Research Fellow William J. Watkins, Jr. appeared on XMSatellite radios Innovation Navigation show to talk about his new book Patent Trolls: Predatory Litigation and the Smothering of Innovation. The cost of patent trolls is staggering, both in terms of lost work and in court costs and attorney fees. The outmoded patent system in the US is discussed, including proposals for reforming the patent system.
From fingerprinting to criminal sentencing, from lawyer licensing to judicial selection, and from eminent domain to wealth transfers via class-action lawsuits, how do perverse incentives impact the law and what reforms would create a more just and efficient legal system?

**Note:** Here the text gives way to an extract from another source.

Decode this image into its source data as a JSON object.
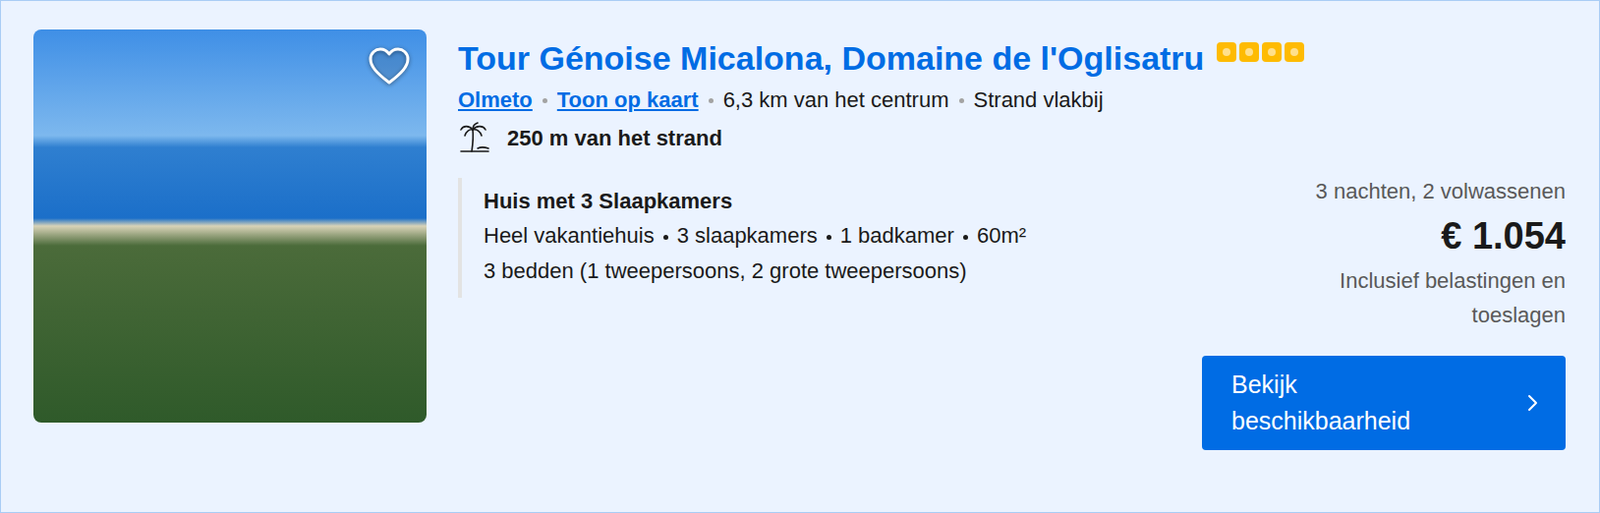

With the hearings on the nomination of Elena Kagan to the U.S. Supreme Court, Research Fellow William J. Watkins, Jr., was interviewed on NPRs Talk of the Nation to discuss how to revise the nomination and selection process of Supreme Court Justices, based on his recent article in the Washington Examiner, A role for the people in judicial selection.
Co-sponsored by the Independent Institute and Koch Crime Commission
University Theater, Garvey Fine Arts Center
Washburn University, Topeka, KS
Arthur R. Miller, Professor of Law, Harvard University
Bruce L. Benson, Professor of Economics, Florida State University; Senior Fellow, The Independent Institute
Erika Holzer, bestselling author of book and major motion picture, Eye for an Eye
Wendy Kaminer, Contributing Editor, The Atlantic Monthly
William I. Koch, Chairman, Koch Crime Commission
Alan J. Lizotte, Director, Hindelang Criminal Justice Research Center, University at Albany
David B. Sentelle, Judge, U. S. Court of Appeals, D.C. Circuit
David J. Theroux, Founder and President, The Independent Institute
Richard L. Thornburgh, former U.S. Attorney General
Hubert Williams, President, Police Foundation
Marvin E. Wolfgang, Director, Sellin Center for Studies in Criminology, University of Pennsylvania
James R. Wyrsch, President, Wyrsch Hobbs Mirakian & Lee, P.C.
Violent crime continues to be a major social and economic problem in the United States and around the world. This important debate, held before an audience of 1,000 at Washburn University, features a panel of experts from diverse backgrounds and perspectives, including criminal justice officials, business and civic leaders, scholars, and best-selling authors.
In a lively and challenging exchange of ideas, the program addresses why the criminal justice system has become increasingly bureaucratized and politicized, ever less responsive and ever more costly. Topics include victims rights, crime and incarceration rates, restitution, civil liberties, illicit drugs, guns, racism, policing, privatization, and sentencing.
Co-sponsored by The Independent Institute and Koch Crime Commission, this program was distributed by Central Educational Network and appeared on the Public Broadcasting System.